They're not making PCs like they used to
The Surface Pro 3 is the clearest expression yet of Microsoft's vision for what a modern, highly mobile computing device should look like. It has plenty of company in hybrid devices like the Lenovo Yoga 2 Pro, which can also shift from tablet to laptop with minimal effort.
My opponent says, "Users that are tired of lugging around both a laptop and a tablet could consider the Surface Pro 3 as their new primary device." I agree. She says it "works at home, too." I agree. She says it's heavier than a MacBook Air. Sorry, that's wrong. Amazingly, even with the Type Cover the Surface Pro 3 is lighter than the underpowered 11-inch MacBook Air. It's more than one pound lighter than the 13-inch MacBook Air.
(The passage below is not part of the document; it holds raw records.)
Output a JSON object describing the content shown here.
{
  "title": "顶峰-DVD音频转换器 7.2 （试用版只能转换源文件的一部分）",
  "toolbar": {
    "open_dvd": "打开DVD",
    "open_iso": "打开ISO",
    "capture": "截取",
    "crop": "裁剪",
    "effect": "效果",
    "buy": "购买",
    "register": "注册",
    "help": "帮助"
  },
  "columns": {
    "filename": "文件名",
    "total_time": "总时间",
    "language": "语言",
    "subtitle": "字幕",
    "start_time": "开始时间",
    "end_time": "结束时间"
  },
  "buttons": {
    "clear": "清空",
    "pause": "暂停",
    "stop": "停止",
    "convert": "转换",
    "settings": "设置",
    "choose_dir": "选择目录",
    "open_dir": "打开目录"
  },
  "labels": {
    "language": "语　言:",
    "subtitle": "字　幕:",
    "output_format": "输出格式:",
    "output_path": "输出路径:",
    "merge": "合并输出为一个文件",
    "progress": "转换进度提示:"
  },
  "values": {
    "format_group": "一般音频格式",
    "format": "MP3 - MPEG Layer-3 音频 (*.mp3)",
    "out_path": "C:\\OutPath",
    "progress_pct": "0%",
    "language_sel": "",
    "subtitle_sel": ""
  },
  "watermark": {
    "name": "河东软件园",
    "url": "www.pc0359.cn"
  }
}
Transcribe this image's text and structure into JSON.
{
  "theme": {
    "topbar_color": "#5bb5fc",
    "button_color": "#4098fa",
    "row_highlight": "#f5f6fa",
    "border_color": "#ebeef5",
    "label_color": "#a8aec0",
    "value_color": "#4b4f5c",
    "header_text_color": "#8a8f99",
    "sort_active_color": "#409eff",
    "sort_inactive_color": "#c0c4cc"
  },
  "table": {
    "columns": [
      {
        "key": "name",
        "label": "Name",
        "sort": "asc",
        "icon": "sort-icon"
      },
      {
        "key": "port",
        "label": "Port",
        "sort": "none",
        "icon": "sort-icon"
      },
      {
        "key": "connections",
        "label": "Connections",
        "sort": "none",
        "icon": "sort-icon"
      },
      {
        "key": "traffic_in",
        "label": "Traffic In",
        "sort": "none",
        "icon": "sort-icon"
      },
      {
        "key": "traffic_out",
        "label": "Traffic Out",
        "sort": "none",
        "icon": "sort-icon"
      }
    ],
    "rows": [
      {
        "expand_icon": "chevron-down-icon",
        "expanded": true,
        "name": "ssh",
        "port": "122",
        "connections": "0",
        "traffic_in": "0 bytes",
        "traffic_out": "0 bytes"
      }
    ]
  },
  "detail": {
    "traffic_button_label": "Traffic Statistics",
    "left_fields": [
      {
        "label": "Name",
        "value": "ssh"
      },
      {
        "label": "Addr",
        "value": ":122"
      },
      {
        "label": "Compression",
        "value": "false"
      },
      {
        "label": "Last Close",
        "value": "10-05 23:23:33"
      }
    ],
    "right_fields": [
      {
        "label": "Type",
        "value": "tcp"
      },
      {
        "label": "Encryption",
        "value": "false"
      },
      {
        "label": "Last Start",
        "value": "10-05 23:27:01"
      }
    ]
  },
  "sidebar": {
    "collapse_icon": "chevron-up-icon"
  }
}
Her main objection is that "the market is not yet ready for this convergence." Sure, corporate bean-counters won't pay for truckloads of premium devices like these. But you can easily replace your laptop with it and keep working at full speed. In our BYOD world, this ultralight device (or one of its competitors) is a very good fit in the office or on the road.
Consumer behaviour will drag the enterprise to more widespread adoption
I’ve had a Surface RT and Pro device since Microsoft first announced its availability. I’ve used tablet computers and pens in an enterprise environment since Microsoft first brought out the Windows XP Tablet PC Edition. Tablets and pens are not new -- but have yet to see widespread use in the enterprise.
I use my Surface at home from time to time, occasionally when I’m in the office, and often when I travel. But I also take my Sony Vaio with me and I’ll often work using my laptop instead of my Surface.
Look around you at an airport: iPads abound. But look closely and you will find that people are using iPads to read articles and browse social sites – not to type. People in coffee shops are not using tablets to write their bestsellers. They use traditional laptops with keyboards – with a touch device in their bag next to them.
When consumers predominantly use tablets as their primary device, then this trend will pull through to the enterprise. But until then I think that the office based knowledge workers will have to stick with what they have.